“Every time we go to trade shows, we hear ‘Socks are hot right now,’” said Chloe Ayres, marketing manager for Sock Club Enterprises LLC, Austin, Texas. “That is certainly true, but it has also been true for the past four years. We think socks are growing in popularity because they are a practical, useful, unisex promo item that allows for a lot of creativity. They also are pretty much one-size-fits-most and very easy to stock and ship.”
Both Ayres and Kelly Yarborough, CEO of Sock101, Lee’s Summit, Mo., explained that consumers’ enthusiasm for casual attire has benefited the advance of socks as a wardrobe constant, with the former stating that “this means fewer suits, fewer ties, fewer stockings and more opportunity for dressing creatively and with personality.”
“With the workplace going more business casual, socks became the new tie for guys,” Yarborough said, giving a nod to employees’ desires for individuality. “Funky socks became a way to show that little personality and have fun with it. Plain socks are done and funky is the new norm.

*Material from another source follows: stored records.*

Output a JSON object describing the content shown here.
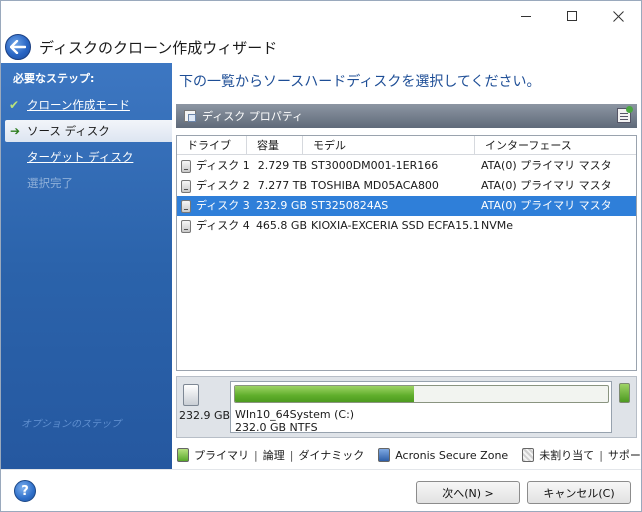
{
  "window": {
    "controls": {
      "minimize": "—",
      "maximize": "☐",
      "close": "✕"
    }
  },
  "header": {
    "title": "ディスクのクローン作成ウィザード"
  },
  "sidebar": {
    "heading": "必要なステップ:",
    "steps": [
      {
        "label": "クローン作成モード",
        "state": "done",
        "icon": "✔"
      },
      {
        "label": "ソース ディスク",
        "state": "active",
        "icon": "➔"
      },
      {
        "label": "ターゲット ディスク",
        "state": "link",
        "icon": ""
      },
      {
        "label": "選択完了",
        "state": "disabled",
        "icon": ""
      }
    ],
    "watermark": "オプションのステップ"
  },
  "main": {
    "title": "下の一覧からソースハードディスクを選択してください。",
    "properties_label": "ディスク プロパティ"
  },
  "table": {
    "columns": [
      "ドライブ",
      "容量",
      "モデル",
      "インターフェース"
    ],
    "rows": [
      {
        "drive": "ディスク 1",
        "capacity": "2.729 TB",
        "model": "ST3000DM001-1ER166",
        "interface": "ATA(0) プライマリ マスタ",
        "selected": false
      },
      {
        "drive": "ディスク 2",
        "capacity": "7.277 TB",
        "model": "TOSHIBA MD05ACA800",
        "interface": "ATA(0) プライマリ マスタ",
        "selected": false
      },
      {
        "drive": "ディスク 3",
        "capacity": "232.9 GB",
        "model": "ST3250824AS",
        "interface": "ATA(0) プライマリ マスタ",
        "selected": true
      },
      {
        "drive": "ディスク 4",
        "capacity": "465.8 GB",
        "model": "KIOXIA-EXCERIA SSD ECFA15.1",
        "interface": "NVMe",
        "selected": false
      }
    ]
  },
  "partition": {
    "disk_size": "232.9 GB",
    "name": "WIn10_64System (C:)",
    "info": "232.0 GB  NTFS",
    "used_fraction": 0.48
  },
  "legend": {
    "primary": "プライマリ",
    "logical": "論理",
    "dynamic": "ダイナミック",
    "acronis": "Acronis Secure Zone",
    "unallocated": "未割り当て",
    "unsupported": "サポート外"
  },
  "footer": {
    "help": "?",
    "next": "次へ(N) >",
    "cancel": "キャンセル(C)"
  },
  "colors": {
    "sidebar": "#2b63ab",
    "title_blue": "#1e4e96",
    "selection": "#2f7fd9",
    "partition_green": "#5fae2b"
  }
}
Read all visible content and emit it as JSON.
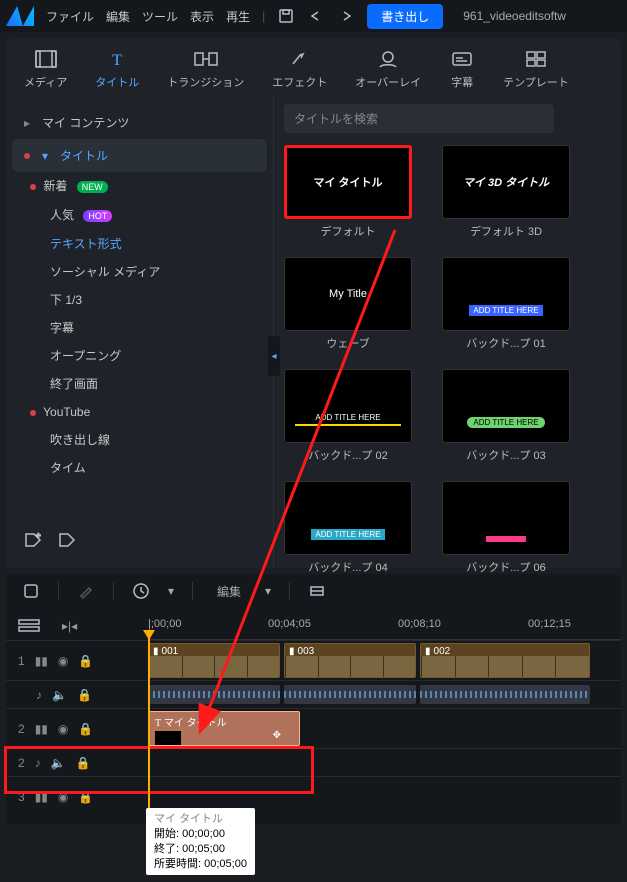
{
  "menu": {
    "file": "ファイル",
    "edit": "編集",
    "tool": "ツール",
    "view": "表示",
    "play": "再生"
  },
  "export_label": "書き出し",
  "project_name": "961_videoeditsoftw",
  "rooms": {
    "media": "メディア",
    "title": "タイトル",
    "transition": "トランジション",
    "effect": "エフェクト",
    "overlay": "オーバーレイ",
    "subtitle": "字幕",
    "template": "テンプレート"
  },
  "sidebar": {
    "my_contents": "マイ コンテンツ",
    "title": "タイトル",
    "subs": {
      "new": "新着",
      "popular": "人気",
      "text_style": "テキスト形式",
      "social": "ソーシャル メディア",
      "lower3": "下 1/3",
      "sub": "字幕",
      "opening": "オープニング",
      "ending": "終了画面",
      "youtube": "YouTube",
      "callout": "吹き出し線",
      "time": "タイム"
    },
    "badge_new": "NEW",
    "badge_hot": "HOT"
  },
  "search_placeholder": "タイトルを検索",
  "thumbs": {
    "t0": {
      "preview": "マイ タイトル",
      "label": "デフォルト"
    },
    "t1": {
      "preview": "マイ 3D タイトル",
      "label": "デフォルト 3D"
    },
    "t2": {
      "preview": "My Title",
      "label": "ウェーブ"
    },
    "t3": {
      "preview": "ADD TITLE HERE",
      "label": "バックド...プ 01"
    },
    "t4": {
      "preview": "ADD TITLE HERE",
      "label": "バックド...プ 02"
    },
    "t5": {
      "preview": "ADD TITLE HERE",
      "label": "バックド...プ 03"
    },
    "t6": {
      "preview": "ADD TITLE HERE",
      "label": "バックド...プ 04"
    },
    "t7": {
      "preview": "",
      "label": "バックド...プ 06"
    }
  },
  "tl_toolbar": {
    "edit": "編集"
  },
  "ruler": {
    "t0": "|;00;00",
    "t1": "00;04;05",
    "t2": "00;08;10",
    "t3": "00;12;15"
  },
  "clips": {
    "c1": "001",
    "c2": "003",
    "c3": "002",
    "title_clip": "マイ タイトル"
  },
  "tooltip": {
    "l1": "マイ タイトル",
    "l2": "開始: 00;00;00",
    "l3": "終了: 00;05;00",
    "l4": "所要時間: 00;05;00"
  },
  "tracknums": {
    "1": "1",
    "2": "2",
    "2b": "2",
    "3": "3"
  }
}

It isn’t going away any time soon.”
Socks don’t have to be a standalone item. In fact, Ayres encouraged distributors to bundle them with a T-shirt promotion.
“Now is the perfect time to join the world of promotional socks, because there is so much room to grow,” she said. “We like to say that any time you would make a T-shirt for a client, you could sell them a sock, and it’s really true. There are so many different sizes and styles of socks, and literally everyone wears them.”
– From July 2019’s “On the Right Foot”